(CNN) -- Maybe it's not surprising that in SeaWorld's hometown of Orlando, an online poll showed overwhelming support for the theme park in light of a recent documentary that has raised questions about its treatment of killer whales.
What has turned heads, though, is the fact that more than half of the votes appeared to have come from a computer, or computers, at SeaWorld itself.
On December 31, the Orlando Business Journal posted an unscientific poll asking, "Has CNN's 'Blackfish' documentary changed your perception of SeaWorld?"
By midday Thursday, the paper reported, an overwhelming 99% of respondents said "no," their opinion of the beloved park had not changed.
What the Journal discovered upon a closer look, though, was that 54% of those 328 votes had been cast from a single Internet Protocol (IP) address.
An IP address is an identifier that can represent either a single computer or a connected network of them.
Did #SeaWorld stuff ballots for '#Blackfish' poll? We're all watching you! @Seaworld http://t.co/09bvxxHmfA— The Cove/OPS (@CoveMovie_OPS) January 3, 2014
OBJ was just cited on @CNN talking about @OBJUpdate's @SeaWorld/#Blackfish poll. Catch @RichOBJ's full story here: http://t.co/aSeHI0eGaa— OrlandoBizJournal (@OBJUpdate) January 3, 2014
At Voice of the Orcas we're familiar with SeaWorld's heavy handed tactics. When we worked in the animal training department, "waterwork" was routinely used as a tool to train employee compliance, like dangling a carrot in front of a horse. According to David Kirby's investigative journalism for his book Death at SeaWorld, it was even used by senior trainers to obtain sexual favors for those one day hoping to "ride Shamu." Although we never witnessed this personally, it is in line with the culture, and a lawsuit was filed.
[For reference, we've learned that Death at SeaWorld is in it's 5th printing in the United States, and is sold out of it's sixth printing in the United Kingdom].
We once strove to work with the #Blackfish at Shamu Stadium and noticed that those who didn't pull the company line were "shipped to Sea Lion & Otter," or withheld from waterwork, or terminated. Hence, we are thankful that Blackfish & Death at SeaWorld have pulled back the curtain on SeaWorld's business model, which includes incarcerating cetaceans, polar bears, and pinnepeds, for profit. Through it's massive public relations team, this corporation has been selling the "Happy Shamu" mythology for five decades. Please watch the CNN report below for more on this first story:
The second demonstration of corporate malfeasance (in the past 24 hrs) has to do with censorship at F-O-R-B-E-S magazine. After he "rattled some corporate cages" by writing a pro-Blackfish article viewed 77 thousand time, Forbes journalist James McWilliams was censored, and resigned his position; in his words:
Well folks, I suppose it was bound to happen.
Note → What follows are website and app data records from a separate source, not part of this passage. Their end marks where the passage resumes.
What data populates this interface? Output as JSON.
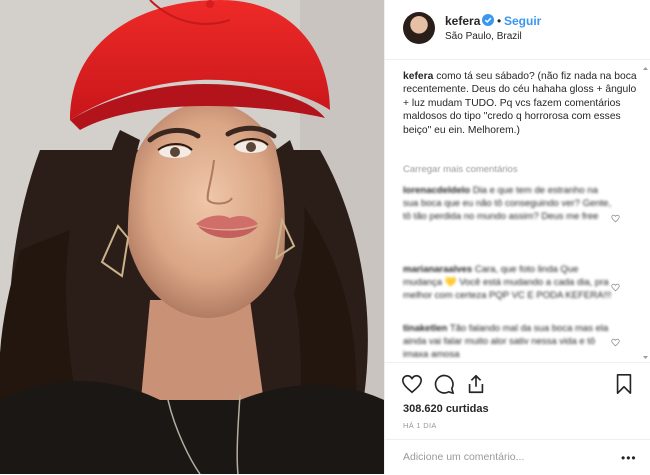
{
  "post": {
    "photo": {
      "subject": "woman-red-cap-portrait",
      "cap_color": "#e1201f"
    },
    "header": {
      "username": "kefera",
      "separator": "•",
      "follow_label": "Seguir",
      "location": "São Paulo, Brazil",
      "verified_icon": "verified-badge-icon",
      "accent_color": "#3897f0"
    },
    "caption": {
      "username": "kefera",
      "text": "como tá seu sábado? (não fiz nada na boca recentemente. Deus do céu hahaha gloss + ângulo + luz mudam TUDO. Pq vcs fazem comentários maldosos do tipo \"credo q horrorosa com esses beiço\" eu ein. Melhorem.)"
    },
    "load_more_label": "Carregar mais comentários",
    "comments": [
      {
        "user": "lorenacdeldelo",
        "text": "Dia e que tem de estranho na sua boca que eu não tô conseguindo ver? Gente, tô tão perdida no mundo assim? Deus me free"
      },
      {
        "user": "marianaraalves",
        "text": "Cara, que foto linda Que mudança 💛 Você está mudando a cada dia, pra melhor com certeza PQP VC E PODA KEFERA!!!"
      },
      {
        "user": "tinaketlen",
        "text": "Tão falando mal da sua boca mas ela ainda vai falar muito alor sativ nessa vida e tô imaxa amosa"
      }
    ],
    "actions": {
      "like_icon": "heart-icon",
      "comment_icon": "comment-bubble-icon",
      "share_icon": "share-icon",
      "save_icon": "bookmark-icon"
    },
    "likes_text": "308.620 curtidas",
    "timestamp": "HÁ 1 DIA",
    "add_comment_placeholder": "Adicione um comentário...",
    "more_options": "•••"
  }
}
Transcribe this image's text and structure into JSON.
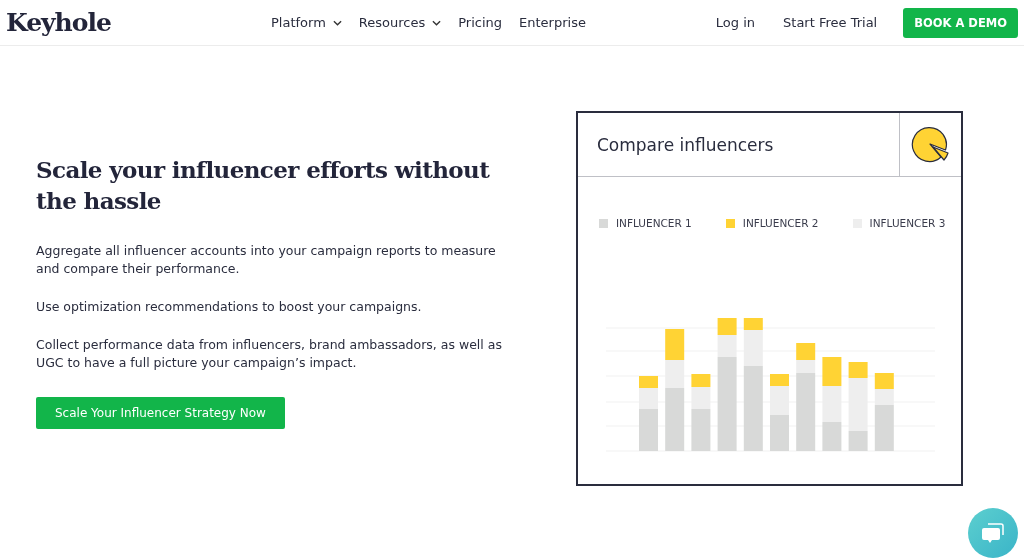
{
  "header": {
    "logo": "Keyhole",
    "nav": [
      {
        "label": "Platform",
        "dropdown": true
      },
      {
        "label": "Resources",
        "dropdown": true
      },
      {
        "label": "Pricing",
        "dropdown": false
      },
      {
        "label": "Enterprise",
        "dropdown": false
      }
    ],
    "login": "Log in",
    "trial": "Start Free Trial",
    "demo": "BOOK A DEMO"
  },
  "hero": {
    "heading": "Scale your influencer efforts without the hassle",
    "paragraphs": [
      "Aggregate all influencer accounts into your campaign reports to measure and compare their performance.",
      "Use optimization recommendations to boost your campaigns.",
      "Collect performance data from influencers, brand ambassadors, as well as UGC to have a full picture your campaign’s impact."
    ],
    "cta": "Scale Your Influencer Strategy Now"
  },
  "card": {
    "title": "Compare influencers",
    "legend": [
      {
        "label": "INFLUENCER 1",
        "color": "#d8d9d8"
      },
      {
        "label": "INFLUENCER 2",
        "color": "#ffd334"
      },
      {
        "label": "INFLUENCER 3",
        "color": "#eeeeee"
      }
    ]
  }
}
I wrote a dozen pieces for Forbes.com and enjoyed it very much. But the 13th–an article critical of SeaWorld (a 2.5 billion dollar company partially owned by the Blackstone Group) and praiseworthy of ‘Blackfish” (made on a small budget)–rattled some corporate cages.
After I posted, editorial management demanded changes that I could not, in good conscience, make. So the article got pulled (after 77,000 hits in one day) and I left my position. Honestly, the experience, brief as it was, was a good one. Until today, when it wasn’t. My immediate editor was terrific.
But, in the end, McWilliams and Forbes.com: mismatch.
The author, James McWilliams can be reached at @the_pitchfork. Here are a just few reactions at his blog, where he has republished the original article.